Last night, I gave a brief speech to the seventh graders essay winners, though as it turned out, there were way more family members than there were school kids, so as I talked, I had to adjust what I was saying to address everyone. The following is as close as I can recall to what I actually said:
When I was asked to talk to you about the importance of writing, I immediately sat down and began writing. I listed all the ways writing was important, then I asked my writer friends what they thought was important.
I condensed all of that down into a few points I thought might be of interest. I’d geared this talk to the essayists, but what I have to say applies to everyone. I was going to try to memorize what I wanted to say, but then I realized [I waved my page of notes] what I have here is an example of writing and why it’s important. Writing helps us condense our thoughts and helping us remember. But writing is more than that.
I’m sure all of you have read stories or seen movies about wizards and magic, super heroes and super powers and have wished you could have a super power too. Well, you do have a super power. Writing might not be as dramatic as poofing someone or something to change them, and it’s much slower, but what we write can change people, events, the world, and ourselves.
Writing is magic. At its core, writing is the ability to transform thoughts, ideas, and emotions into to written word. It takes what is in your mind and allows other people to experience a part of you.
When we talk of writing, we often mean writing stories, writing to entertain people.
To a large extent, what makes us human, what connects us to one another, is our ability to tell a story. A joke is a story. What you tell your friends or your parents about your day is a story. Something you post about yourself online is a story. An advertisement is a story — it tells a story of what your life will be like if you buy that product.
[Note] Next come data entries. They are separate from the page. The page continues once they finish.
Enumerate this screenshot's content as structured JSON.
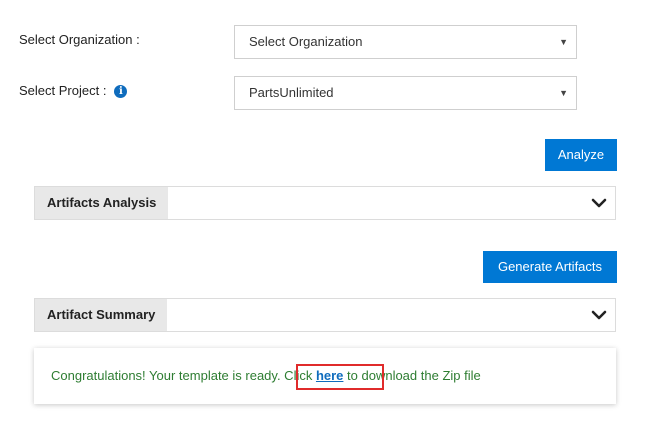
{
  "form": {
    "org_label": "Select Organization :",
    "org_value": "Select Organization",
    "project_label": "Select Project :",
    "project_value": "PartsUnlimited"
  },
  "buttons": {
    "analyze": "Analyze",
    "generate": "Generate Artifacts"
  },
  "panels": {
    "analysis_title": "Artifacts Analysis",
    "summary_title": "Artifact Summary"
  },
  "message": {
    "text_before": "Congratulations! Your template is ready. Click ",
    "link": "here",
    "text_after": " to download the Zip file"
  },
  "colors": {
    "accent": "#0078d4",
    "success_text": "#2e7d32",
    "highlight": "#e02b2b"
  },
  "icons": {
    "info": "info-icon",
    "dropdown": "caret-down-icon",
    "collapse": "chevron-down-icon"
  }
}
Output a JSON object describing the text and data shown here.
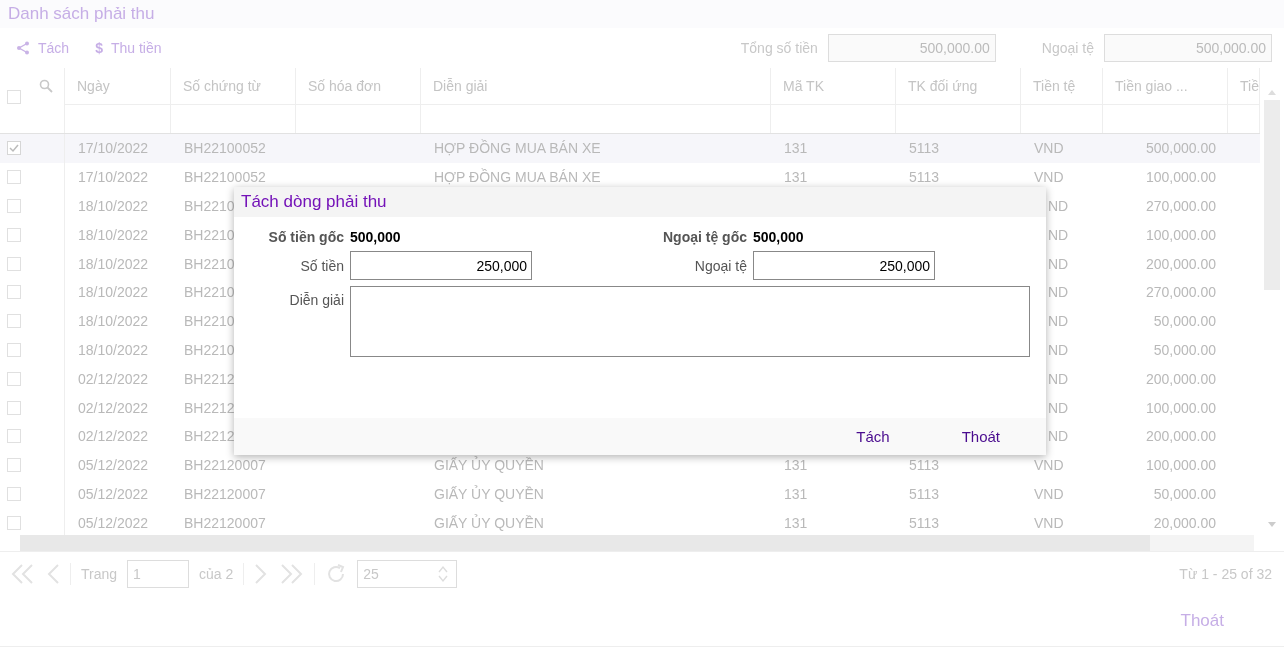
{
  "title": "Danh sách phải thu",
  "toolbar": {
    "actions": [
      {
        "kind": "split",
        "label": "Tách"
      },
      {
        "kind": "collect",
        "icon": "$",
        "label": "Thu tiền"
      }
    ],
    "totals": [
      {
        "label": "Tổng số tiền",
        "value": "500,000.00"
      },
      {
        "label": "Ngoại tệ",
        "value": "500,000.00"
      }
    ]
  },
  "table": {
    "select_all": {
      "checked": false
    },
    "columns": [
      "Ngày",
      "Số chứng từ",
      "Số hóa đơn",
      "Diễn giải",
      "Mã TK",
      "TK đối ứng",
      "Tiền tệ",
      "Tiền giao ...",
      "Tiề"
    ],
    "rows": [
      {
        "kind": "full",
        "selected": true,
        "date": "17/10/2022",
        "voucher": "BH22100052",
        "description": "HỢP ĐỒNG MUA BÁN XE",
        "account": "131",
        "contra_account": "5113",
        "currency": "VND",
        "amount": "500,000.00"
      },
      {
        "kind": "full",
        "selected": false,
        "date": "17/10/2022",
        "voucher": "BH22100052",
        "description": "HỢP ĐỒNG MUA BÁN XE",
        "account": "131",
        "contra_account": "5113",
        "currency": "VND",
        "amount": "100,000.00"
      },
      {
        "kind": "under-dialog",
        "selected": false,
        "date": "18/10/2022",
        "voucher": "BH2210",
        "currency": "ND",
        "amount": "270,000.00"
      },
      {
        "kind": "under-dialog",
        "selected": false,
        "date": "18/10/2022",
        "voucher": "BH2210",
        "currency": "ND",
        "amount": "100,000.00"
      },
      {
        "kind": "under-dialog",
        "selected": false,
        "date": "18/10/2022",
        "voucher": "BH2210",
        "currency": "ND",
        "amount": "200,000.00"
      },
      {
        "kind": "under-dialog",
        "selected": false,
        "date": "18/10/2022",
        "voucher": "BH2210",
        "currency": "ND",
        "amount": "270,000.00"
      },
      {
        "kind": "under-dialog",
        "selected": false,
        "date": "18/10/2022",
        "voucher": "BH2210",
        "currency": "ND",
        "amount": "50,000.00"
      },
      {
        "kind": "under-dialog",
        "selected": false,
        "date": "18/10/2022",
        "voucher": "BH2210",
        "currency": "ND",
        "amount": "50,000.00"
      },
      {
        "kind": "under-dialog",
        "selected": false,
        "date": "02/12/2022",
        "voucher": "BH2212",
        "currency": "ND",
        "amount": "200,000.00"
      },
      {
        "kind": "under-dialog",
        "selected": false,
        "date": "02/12/2022",
        "voucher": "BH2212",
        "currency": "ND",
        "amount": "100,000.00"
      },
      {
        "kind": "under-dialog",
        "selected": false,
        "date": "02/12/2022",
        "voucher": "BH2212",
        "currency": "ND",
        "amount": "200,000.00"
      },
      {
        "kind": "full",
        "selected": false,
        "date": "05/12/2022",
        "voucher": "BH22120007",
        "description": "GIẤY ỦY QUYỀN",
        "account": "131",
        "contra_account": "5113",
        "currency": "VND",
        "amount": "100,000.00"
      },
      {
        "kind": "full",
        "selected": false,
        "date": "05/12/2022",
        "voucher": "BH22120007",
        "description": "GIẤY ỦY QUYỀN",
        "account": "131",
        "contra_account": "5113",
        "currency": "VND",
        "amount": "50,000.00"
      },
      {
        "kind": "full",
        "selected": false,
        "date": "05/12/2022",
        "voucher": "BH22120007",
        "description": "GIẤY ỦY QUYỀN",
        "account": "131",
        "contra_account": "5113",
        "currency": "VND",
        "amount": "20,000.00"
      }
    ]
  },
  "pager": {
    "page_label": "Trang",
    "page": "1",
    "page_of": "của 2",
    "page_size": "25",
    "range": "Từ 1 - 25 of 32"
  },
  "footer": {
    "close_button": "Thoát"
  },
  "dialog": {
    "title": "Tách dòng phải thu",
    "originals": [
      {
        "label": "Số tiền gốc",
        "value": "500,000"
      },
      {
        "label": "Ngoại tệ gốc",
        "value": "500,000"
      }
    ],
    "fields": [
      {
        "label": "Số tiền",
        "value": "250,000"
      },
      {
        "label": "Ngoại tệ",
        "value": "250,000"
      }
    ],
    "note": {
      "label": "Diễn giải"
    },
    "buttons": [
      "Tách",
      "Thoát"
    ]
  }
}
Your essays told a story.
Writing isn’t only about telling stories. It’s about us. About life. About communicating with one another and even with ourselves.
Some of you are going through changes in your lives. You might be experiencing more than you can explain using an emoticon. You can be happy and sad, angry and confused, all at the same time. Sometimes you won’t know how you feel. But writing what you are feeling can help you understand what you are going through, and that will help you to deal with it.
On a broader level, writing is an essential life skill. It is the primary basis upon which you and your work will be judged—in school, in a job, and in the community. If you write well, you can communicate well. If you can communicate well, you can succeed.
Writing is at the center of everything we modern humans do. Language is part of our DNA. It is part of our birthright as human beings. Whenever you write, whatever you write — a story, a diary entry, a post on the internet, an essay, you are engaging in a form of wizardry using letters and words.
And that’s your super power.
Pat Bertram is the author of Grief: The Inside Story – A Guide to Surviving the Loss of a Loved One. “Grief: The Inside Story is perfect and that is not hyperbole! It is exactly what folk who are grieving need to read.” –Leesa Healy, RN, GDAS GDAT, Emotional/Mental Health Therapist & Educator.